An Ecological Impact Assessment (EcIA) is formally required under an Environmental Impact Assessment (EIA), but can also be usefully employed on any development project to identify significant ecological impacts.
Best practice highlights that the EcIA should be an iterative process. This means that, as ecological information comes to light, the development design should be amended where possible to avoid significant harm to biodiversity. We fully support the approach and help our clients meet the principles of the avoid-mitigate-compensate hierarchy during the EcIA process.
Scoping is the first step and includes an initial data gathering exercise, which is used to inform the content or scope of the full Ecological Impact Assessment. We gather information on the proposed development, the ecology of the site and any relevant legislation and policies. A desk study draws on published material and databases held by local organisations.
An extended Phase 1 habitat survey is used to identify the main habitat types and evaluate the potential of the development site to support important habitats and species. We may also consult other interested groups at this stage.
Detailed ecology surveys
Detailed ecology surveys may follow if the scoping exercise has shown that the development might affect sensitive or protected habitats or species. Critically, the season for these surveys may be limited, so early planning is essential to avoid delays to the project.

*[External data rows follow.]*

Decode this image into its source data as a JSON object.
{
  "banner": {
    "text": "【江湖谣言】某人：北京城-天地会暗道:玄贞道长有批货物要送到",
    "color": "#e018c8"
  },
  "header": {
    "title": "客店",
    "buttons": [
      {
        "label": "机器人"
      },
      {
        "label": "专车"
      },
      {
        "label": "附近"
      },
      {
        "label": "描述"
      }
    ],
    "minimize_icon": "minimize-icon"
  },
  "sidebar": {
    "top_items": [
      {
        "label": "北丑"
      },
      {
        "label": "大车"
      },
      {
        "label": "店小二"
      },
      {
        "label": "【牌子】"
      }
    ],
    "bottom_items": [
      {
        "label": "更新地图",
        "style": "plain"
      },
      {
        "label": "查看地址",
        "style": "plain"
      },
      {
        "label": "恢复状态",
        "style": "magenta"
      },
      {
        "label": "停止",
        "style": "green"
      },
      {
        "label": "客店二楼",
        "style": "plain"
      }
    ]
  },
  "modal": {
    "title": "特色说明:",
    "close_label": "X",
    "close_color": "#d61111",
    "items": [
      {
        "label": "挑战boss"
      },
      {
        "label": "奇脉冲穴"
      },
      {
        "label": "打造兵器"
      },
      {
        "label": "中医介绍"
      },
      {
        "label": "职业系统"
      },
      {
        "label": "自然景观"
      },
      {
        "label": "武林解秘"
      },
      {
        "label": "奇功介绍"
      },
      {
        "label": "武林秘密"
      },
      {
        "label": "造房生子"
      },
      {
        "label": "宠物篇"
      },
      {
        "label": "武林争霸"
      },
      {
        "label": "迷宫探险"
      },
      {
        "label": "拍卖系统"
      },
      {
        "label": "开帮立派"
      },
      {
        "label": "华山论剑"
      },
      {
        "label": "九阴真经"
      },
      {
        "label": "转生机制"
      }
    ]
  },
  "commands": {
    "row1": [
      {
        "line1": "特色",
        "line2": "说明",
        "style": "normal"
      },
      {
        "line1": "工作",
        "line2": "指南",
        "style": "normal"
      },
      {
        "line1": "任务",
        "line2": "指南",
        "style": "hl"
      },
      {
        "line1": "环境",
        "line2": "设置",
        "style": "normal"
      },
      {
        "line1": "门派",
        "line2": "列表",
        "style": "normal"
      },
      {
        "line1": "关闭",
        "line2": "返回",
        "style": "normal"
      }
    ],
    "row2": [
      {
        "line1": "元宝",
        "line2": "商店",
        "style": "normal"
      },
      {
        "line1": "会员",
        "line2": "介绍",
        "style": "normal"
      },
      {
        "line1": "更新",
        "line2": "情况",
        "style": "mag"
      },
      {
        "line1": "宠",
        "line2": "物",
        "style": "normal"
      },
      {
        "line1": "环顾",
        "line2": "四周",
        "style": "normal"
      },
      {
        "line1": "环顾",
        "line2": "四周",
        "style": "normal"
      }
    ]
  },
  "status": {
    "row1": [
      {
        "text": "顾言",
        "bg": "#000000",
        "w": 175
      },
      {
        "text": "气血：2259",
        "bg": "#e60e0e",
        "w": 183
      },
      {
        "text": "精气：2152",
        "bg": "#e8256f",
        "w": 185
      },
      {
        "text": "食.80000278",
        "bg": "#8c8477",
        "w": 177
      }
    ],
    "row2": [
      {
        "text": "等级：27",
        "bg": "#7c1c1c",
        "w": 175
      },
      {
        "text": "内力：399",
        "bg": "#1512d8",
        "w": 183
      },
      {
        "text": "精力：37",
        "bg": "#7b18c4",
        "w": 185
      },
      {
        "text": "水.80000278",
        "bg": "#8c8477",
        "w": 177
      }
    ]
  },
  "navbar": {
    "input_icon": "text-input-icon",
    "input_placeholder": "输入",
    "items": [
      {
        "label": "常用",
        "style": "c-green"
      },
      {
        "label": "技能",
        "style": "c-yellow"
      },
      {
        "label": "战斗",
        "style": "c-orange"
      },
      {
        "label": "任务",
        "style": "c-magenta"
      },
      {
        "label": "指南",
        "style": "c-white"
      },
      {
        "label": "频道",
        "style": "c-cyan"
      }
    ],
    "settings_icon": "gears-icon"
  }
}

Evaluation of nature conservation value
We use the information we have collected to evaluate the importance of the site, its habitats and species. We use published guidelines to arrive at a level of value for the different components of the site, on a scale ranging from negligible to International importance.
Rapid and accurate identification of terrestrial invertebrates is essential to ensure that sites with high quality faunas can be rapidly assessed for invertebrate communities and priority species. Such assessments are increasingly required for Ecological Impact Assessments, especially on brownfield sites.
Interpretation of the survey data enables an assessment of the ecological impact of the development (e.g. loss of habitat); the magnitude of the impact (including positive and negative effects); and the significance of these, depending on the value of what is affected and how much.
We put forward measures to avoid, reduce or compensate for any impacts we have identified. In some cases, avoiding impacts is a legal requirement, such as not killing protected species. In others, mitigation may be required to satisfy planning policies and best practice guidance.
The effect of the development on biodiversity, in the light of the proposed mitigation measures, is reassessed to determine the final (residual) impact.
We present the results of our EcIA for inclusion in an Environmental Statement, giving decision makers all the relevant information on the ecological impact of the proposed development.
How do I schedule my Ecological Impact Assessment (EcIA)?
At Thomson, our teams of ecologists undertake Ecological Impact Assessments every day, so we are well versed in helping our clients with this requirement. To talk to us about how we can help you with your assessment, contact us.